(Data records for software interfaces)

⁂

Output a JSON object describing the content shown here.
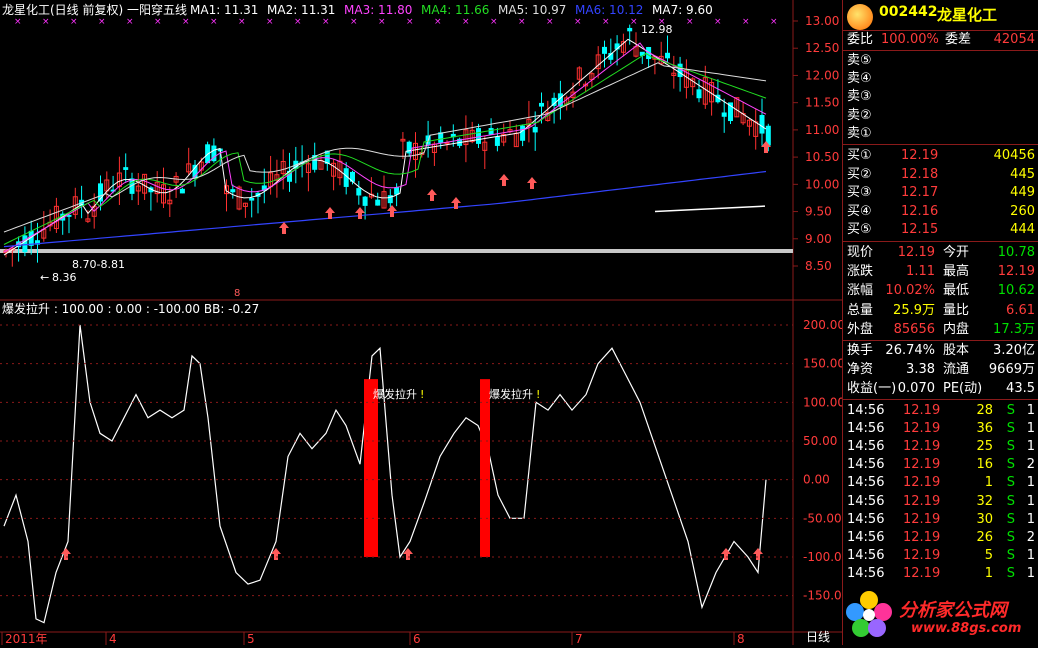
{
  "chart": {
    "header": "龙星化工(日线 前复权) 一阳穿五线",
    "ma": [
      {
        "label": "MA1: 11.31",
        "color": "#ffffff"
      },
      {
        "label": "MA2: 11.31",
        "color": "#ffffff"
      },
      {
        "label": "MA3: 11.80",
        "color": "#ff44ff"
      },
      {
        "label": "MA4: 11.66",
        "color": "#22dd22"
      },
      {
        "label": "MA5: 10.97",
        "color": "#dddddd"
      },
      {
        "label": "MA6: 10.12",
        "color": "#3344ff"
      },
      {
        "label": "MA7: 9.60",
        "color": "#ffffff"
      }
    ],
    "price_axis": [
      "13.00",
      "12.50",
      "12.00",
      "11.50",
      "11.00",
      "10.50",
      "10.00",
      "9.50",
      "9.00",
      "8.50"
    ],
    "high_label": "12.98",
    "low_label": "8.36",
    "range_label": "8.70-8.81",
    "indicator_header": "爆发拉升 : 100.00 : 0.00 : -100.00 BB: -0.27",
    "indicator_axis": [
      "200.00",
      "150.00",
      "100.00",
      "50.00",
      "0.00",
      "-50.00",
      "-100.00",
      "-150.00"
    ],
    "signal_label": "爆发拉升",
    "months": [
      "2011年",
      "4",
      "5",
      "6",
      "7",
      "8"
    ],
    "period": "日线",
    "colors": {
      "up": "#ff3030",
      "down": "#00ffff",
      "grid": "#8a1a1a",
      "axis_text": "#ff3b3b",
      "signal_bar": "#ff0000"
    }
  },
  "quote": {
    "code": "002442",
    "name": "龙星化工",
    "weibi_label": "委比",
    "weibi_value": "100.00%",
    "weicha_label": "委差",
    "weicha_value": "42054",
    "sell": [
      {
        "label": "卖⑤"
      },
      {
        "label": "卖④"
      },
      {
        "label": "卖③"
      },
      {
        "label": "卖②"
      },
      {
        "label": "卖①"
      }
    ],
    "buy": [
      {
        "label": "买①",
        "price": "12.19",
        "vol": "40456"
      },
      {
        "label": "买②",
        "price": "12.18",
        "vol": "445"
      },
      {
        "label": "买③",
        "price": "12.17",
        "vol": "449"
      },
      {
        "label": "买④",
        "price": "12.16",
        "vol": "260"
      },
      {
        "label": "买⑤",
        "price": "12.15",
        "vol": "444"
      }
    ],
    "stats": [
      {
        "l1": "现价",
        "v1": "12.19",
        "c1": "red",
        "l2": "今开",
        "v2": "10.78",
        "c2": "green"
      },
      {
        "l1": "涨跌",
        "v1": "1.11",
        "c1": "red",
        "l2": "最高",
        "v2": "12.19",
        "c2": "red"
      },
      {
        "l1": "涨幅",
        "v1": "10.02%",
        "c1": "red",
        "l2": "最低",
        "v2": "10.62",
        "c2": "green"
      },
      {
        "l1": "总量",
        "v1": "25.9万",
        "c1": "yellow",
        "l2": "量比",
        "v2": "6.61",
        "c2": "red"
      },
      {
        "l1": "外盘",
        "v1": "85656",
        "c1": "red",
        "l2": "内盘",
        "v2": "17.3万",
        "c2": "green"
      }
    ],
    "fin": [
      {
        "l1": "换手",
        "v1": "26.74%",
        "l2": "股本",
        "v2": "3.20亿"
      },
      {
        "l1": "净资",
        "v1": "3.38",
        "l2": "流通",
        "v2": "9669万"
      },
      {
        "l1": "收益(一)",
        "v1": "0.070",
        "l2": "PE(动)",
        "v2": "43.5"
      }
    ],
    "ticks": [
      {
        "time": "14:56",
        "price": "12.19",
        "vol": "28",
        "bs": "S",
        "n": "1"
      },
      {
        "time": "14:56",
        "price": "12.19",
        "vol": "36",
        "bs": "S",
        "n": "1"
      },
      {
        "time": "14:56",
        "price": "12.19",
        "vol": "25",
        "bs": "S",
        "n": "1"
      },
      {
        "time": "14:56",
        "price": "12.19",
        "vol": "16",
        "bs": "S",
        "n": "2"
      },
      {
        "time": "14:56",
        "price": "12.19",
        "vol": "1",
        "bs": "S",
        "n": "1"
      },
      {
        "time": "14:56",
        "price": "12.19",
        "vol": "32",
        "bs": "S",
        "n": "1"
      },
      {
        "time": "14:56",
        "price": "12.19",
        "vol": "30",
        "bs": "S",
        "n": "1"
      },
      {
        "time": "14:56",
        "price": "12.19",
        "vol": "26",
        "bs": "S",
        "n": "2"
      },
      {
        "time": "14:56",
        "price": "12.19",
        "vol": "5",
        "bs": "S",
        "n": "1"
      },
      {
        "time": "14:56",
        "price": "12.19",
        "vol": "1",
        "bs": "S",
        "n": "1"
      }
    ]
  },
  "watermark": {
    "name": "分析家公式网",
    "url": "www.88gs.com"
  }
}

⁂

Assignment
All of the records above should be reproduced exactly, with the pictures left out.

Solution to this task
Output a JSON object describing the content shown here.
{
  "chart": {
    "header": "龙星化工(日线 前复权) 一阳穿五线",
    "ma": [
      {
        "label": "MA1: 11.31",
        "color": "#ffffff"
      },
      {
        "label": "MA2: 11.31",
        "color": "#ffffff"
      },
      {
        "label": "MA3: 11.80",
        "color": "#ff44ff"
      },
      {
        "label": "MA4: 11.66",
        "color": "#22dd22"
      },
      {
        "label": "MA5: 10.97",
        "color": "#dddddd"
      },
      {
        "label": "MA6: 10.12",
        "color": "#3344ff"
      },
      {
        "label": "MA7: 9.60",
        "color": "#ffffff"
      }
    ],
    "price_axis": [
      "13.00",
      "12.50",
      "12.00",
      "11.50",
      "11.00",
      "10.50",
      "10.00",
      "9.50",
      "9.00",
      "8.50"
    ],
    "high_label": "12.98",
    "low_label": "8.36",
    "range_label": "8.70-8.81",
    "indicator_header": "爆发拉升 : 100.00 : 0.00 : -100.00 BB: -0.27",
    "indicator_axis": [
      "200.00",
      "150.00",
      "100.00",
      "50.00",
      "0.00",
      "-50.00",
      "-100.00",
      "-150.00"
    ],
    "signal_label": "爆发拉升",
    "months": [
      "2011年",
      "4",
      "5",
      "6",
      "7",
      "8"
    ],
    "period": "日线",
    "colors": {
      "up": "#ff3030",
      "down": "#00ffff",
      "grid": "#8a1a1a",
      "axis_text": "#ff3b3b",
      "signal_bar": "#ff0000"
    }
  },
  "quote": {
    "code": "002442",
    "name": "龙星化工",
    "weibi_label": "委比",
    "weibi_value": "100.00%",
    "weicha_label": "委差",
    "weicha_value": "42054",
    "sell": [
      {
        "label": "卖⑤"
      },
      {
        "label": "卖④"
      },
      {
        "label": "卖③"
      },
      {
        "label": "卖②"
      },
      {
        "label": "卖①"
      }
    ],
    "buy": [
      {
        "label": "买①",
        "price": "12.19",
        "vol": "40456"
      },
      {
        "label": "买②",
        "price": "12.18",
        "vol": "445"
      },
      {
        "label": "买③",
        "price": "12.17",
        "vol": "449"
      },
      {
        "label": "买④",
        "price": "12.16",
        "vol": "260"
      },
      {
        "label": "买⑤",
        "price": "12.15",
        "vol": "444"
      }
    ],
    "stats": [
      {
        "l1": "现价",
        "v1": "12.19",
        "c1": "red",
        "l2": "今开",
        "v2": "10.78",
        "c2": "green"
      },
      {
        "l1": "涨跌",
        "v1": "1.11",
        "c1": "red",
        "l2": "最高",
        "v2": "12.19",
        "c2": "red"
      },
      {
        "l1": "涨幅",
        "v1": "10.02%",
        "c1": "red",
        "l2": "最低",
        "v2": "10.62",
        "c2": "green"
      },
      {
        "l1": "总量",
        "v1": "25.9万",
        "c1": "yellow",
        "l2": "量比",
        "v2": "6.61",
        "c2": "red"
      },
      {
        "l1": "外盘",
        "v1": "85656",
        "c1": "red",
        "l2": "内盘",
        "v2": "17.3万",
        "c2": "green"
      }
    ],
    "fin": [
      {
        "l1": "换手",
        "v1": "26.74%",
        "l2": "股本",
        "v2": "3.20亿"
      },
      {
        "l1": "净资",
        "v1": "3.38",
        "l2": "流通",
        "v2": "9669万"
      },
      {
        "l1": "收益(一)",
        "v1": "0.070",
        "l2": "PE(动)",
        "v2": "43.5"
      }
    ],
    "ticks": [
      {
        "time": "14:56",
        "price": "12.19",
        "vol": "28",
        "bs": "S",
        "n": "1"
      },
      {
        "time": "14:56",
        "price": "12.19",
        "vol": "36",
        "bs": "S",
        "n": "1"
      },
      {
        "time": "14:56",
        "price": "12.19",
        "vol": "25",
        "bs": "S",
        "n": "1"
      },
      {
        "time": "14:56",
        "price": "12.19",
        "vol": "16",
        "bs": "S",
        "n": "2"
      },
      {
        "time": "14:56",
        "price": "12.19",
        "vol": "1",
        "bs": "S",
        "n": "1"
      },
      {
        "time": "14:56",
        "price": "12.19",
        "vol": "32",
        "bs": "S",
        "n": "1"
      },
      {
        "time": "14:56",
        "price": "12.19",
        "vol": "30",
        "bs": "S",
        "n": "1"
      },
      {
        "time": "14:56",
        "price": "12.19",
        "vol": "26",
        "bs": "S",
        "n": "2"
      },
      {
        "time": "14:56",
        "price": "12.19",
        "vol": "5",
        "bs": "S",
        "n": "1"
      },
      {
        "time": "14:56",
        "price": "12.19",
        "vol": "1",
        "bs": "S",
        "n": "1"
      }
    ]
  },
  "watermark": {
    "name": "分析家公式网",
    "url": "www.88gs.com"
  }
}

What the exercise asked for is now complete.